'This is 40': A maladjusted, messy take on midlife, marriage

Dec. 21, 2012 @ 05:00 AM

This is 40

Grade: C -

Director: Judd Apatow

Starring: Paul Rudd, Leslie Mann, Megan Fox, Albert Brooks, John Lithgow, Jason Segal, Charlyne Yi, Melissa McCarthy and Chris O’Dowd

MPAA Rating: R

Running Time: 2 hr. 14 min.
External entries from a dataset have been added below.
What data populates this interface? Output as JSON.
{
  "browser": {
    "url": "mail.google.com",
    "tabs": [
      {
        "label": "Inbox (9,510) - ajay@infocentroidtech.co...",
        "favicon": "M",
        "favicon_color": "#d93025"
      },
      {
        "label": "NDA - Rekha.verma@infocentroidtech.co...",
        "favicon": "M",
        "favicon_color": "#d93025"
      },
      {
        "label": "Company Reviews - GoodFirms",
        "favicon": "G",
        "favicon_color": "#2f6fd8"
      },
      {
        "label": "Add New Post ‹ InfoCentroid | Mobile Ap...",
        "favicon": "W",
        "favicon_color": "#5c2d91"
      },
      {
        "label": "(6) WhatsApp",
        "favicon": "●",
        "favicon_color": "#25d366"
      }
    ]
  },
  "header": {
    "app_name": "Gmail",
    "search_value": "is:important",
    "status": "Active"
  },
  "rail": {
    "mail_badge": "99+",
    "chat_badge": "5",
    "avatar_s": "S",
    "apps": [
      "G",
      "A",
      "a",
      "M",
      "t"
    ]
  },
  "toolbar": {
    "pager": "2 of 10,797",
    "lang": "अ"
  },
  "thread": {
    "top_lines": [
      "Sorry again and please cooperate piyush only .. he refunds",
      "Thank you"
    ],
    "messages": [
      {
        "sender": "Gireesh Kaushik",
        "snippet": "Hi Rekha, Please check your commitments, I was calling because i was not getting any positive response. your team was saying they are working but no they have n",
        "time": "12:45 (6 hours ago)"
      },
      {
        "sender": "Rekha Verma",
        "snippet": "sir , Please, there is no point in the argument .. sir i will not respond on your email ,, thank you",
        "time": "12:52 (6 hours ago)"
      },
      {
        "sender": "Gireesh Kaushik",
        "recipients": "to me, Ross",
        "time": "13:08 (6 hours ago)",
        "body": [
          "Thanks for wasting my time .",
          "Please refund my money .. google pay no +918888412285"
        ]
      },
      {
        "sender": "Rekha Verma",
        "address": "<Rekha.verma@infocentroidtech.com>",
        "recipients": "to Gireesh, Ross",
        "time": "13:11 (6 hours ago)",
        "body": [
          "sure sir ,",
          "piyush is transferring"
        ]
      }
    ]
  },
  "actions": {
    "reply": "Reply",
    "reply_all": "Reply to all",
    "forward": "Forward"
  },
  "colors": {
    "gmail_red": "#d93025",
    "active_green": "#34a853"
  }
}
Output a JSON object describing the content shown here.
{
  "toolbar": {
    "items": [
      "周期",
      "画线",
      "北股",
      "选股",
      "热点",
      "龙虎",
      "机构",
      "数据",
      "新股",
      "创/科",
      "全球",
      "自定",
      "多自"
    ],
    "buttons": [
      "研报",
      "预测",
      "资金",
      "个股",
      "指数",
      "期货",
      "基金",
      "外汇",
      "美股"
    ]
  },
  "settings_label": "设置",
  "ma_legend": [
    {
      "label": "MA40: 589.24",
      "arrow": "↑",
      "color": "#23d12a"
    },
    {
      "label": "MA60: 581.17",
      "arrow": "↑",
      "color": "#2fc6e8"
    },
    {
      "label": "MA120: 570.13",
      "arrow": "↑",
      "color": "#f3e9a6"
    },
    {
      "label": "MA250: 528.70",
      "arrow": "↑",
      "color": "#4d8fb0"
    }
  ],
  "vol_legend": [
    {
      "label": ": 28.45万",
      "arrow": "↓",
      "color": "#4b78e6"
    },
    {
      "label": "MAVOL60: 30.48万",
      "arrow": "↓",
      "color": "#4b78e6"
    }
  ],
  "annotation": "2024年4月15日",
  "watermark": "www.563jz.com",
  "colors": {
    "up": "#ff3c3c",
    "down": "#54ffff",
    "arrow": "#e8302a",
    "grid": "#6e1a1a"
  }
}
With only the strained sinew of pop culture binding its skeletal structure into any recognizable form, “This is 40” fits nicely within a holiday season full vapid gatherings populated by mildly familiar acquaintances you'd really rather not have to hang around. It's the maladjusted product of a director and his actress wife who would continue to cast their blood moppets and then ask both they and the actors around them to hurl profane invectives for well over two hours. And it's a comedy whose notion of timely gags involve Viagra, the final season of “Lost,” and a reunion of Graham Parker and The Rumor, which coincides not-so-coincidentally with the release of their new “comeback” album.

The main selling point for “This is 40” is that it follows the continuing domestic disquietude of the more irksome couple from writer-director Judd Apatow’s “Knocked Up.” When last we saw them, Pete (Paul Rudd, still playing Paul Rudd) was tripping on shrooms and Debbie (Leslie Mann) was getting dressed down by Seth Rogen in a hospital waiting room. Five years later, Pete and Debbie are still a quarreling, neurotic mess, aggravated by the sort of dire money troubles that allow folks to buy big a hose, start a record company, run a side business, own an original doodle drawn by John Lennon and funnel more than $10,000 to their father.

What's most maddening is that “This is 40” is more a series of scenes than a cohesive whole. Set during the week when both Pete and Debbie turn 40, Apatow jumps from one vignette to another, whether it's a far-less-funny reprise of Debbie going clubbing or Pete combating a hemorrhoid. For intrigue, decide which is more offensive: Debbie threatening to physically harm a youngster who dared issue some benign insult about her daughter on Facebook, or deeming that the employee embezzling money from Debbie’s clothing boutique isn't the hip, voluptuous Megan Fox, but rather the Asian girl who looks and talks funny.

The inclusion of Albert Brooks and John Lithgow as Pete and Debbie’s dads, respectively, at least breaks up the stagnation. Still, Apatow makes Larry (Brooks) a “Jewy” mooch lacking social graces or much in the way of dignity. And while Debbie wants to mend fences with Oliver (Lithgow), her estranged biological father, five minutes in her presence gives you some idea why daddy might have stayed away all those years.

Ultimately, nothing of substance really happens in “This is 40,” which is overlong by at least the same number of minutes. There's little empathy for a couple already intolerable in short spurts five years ago. If there's more than a modicum here that rings true about your own life, seek immediate marriage counseling.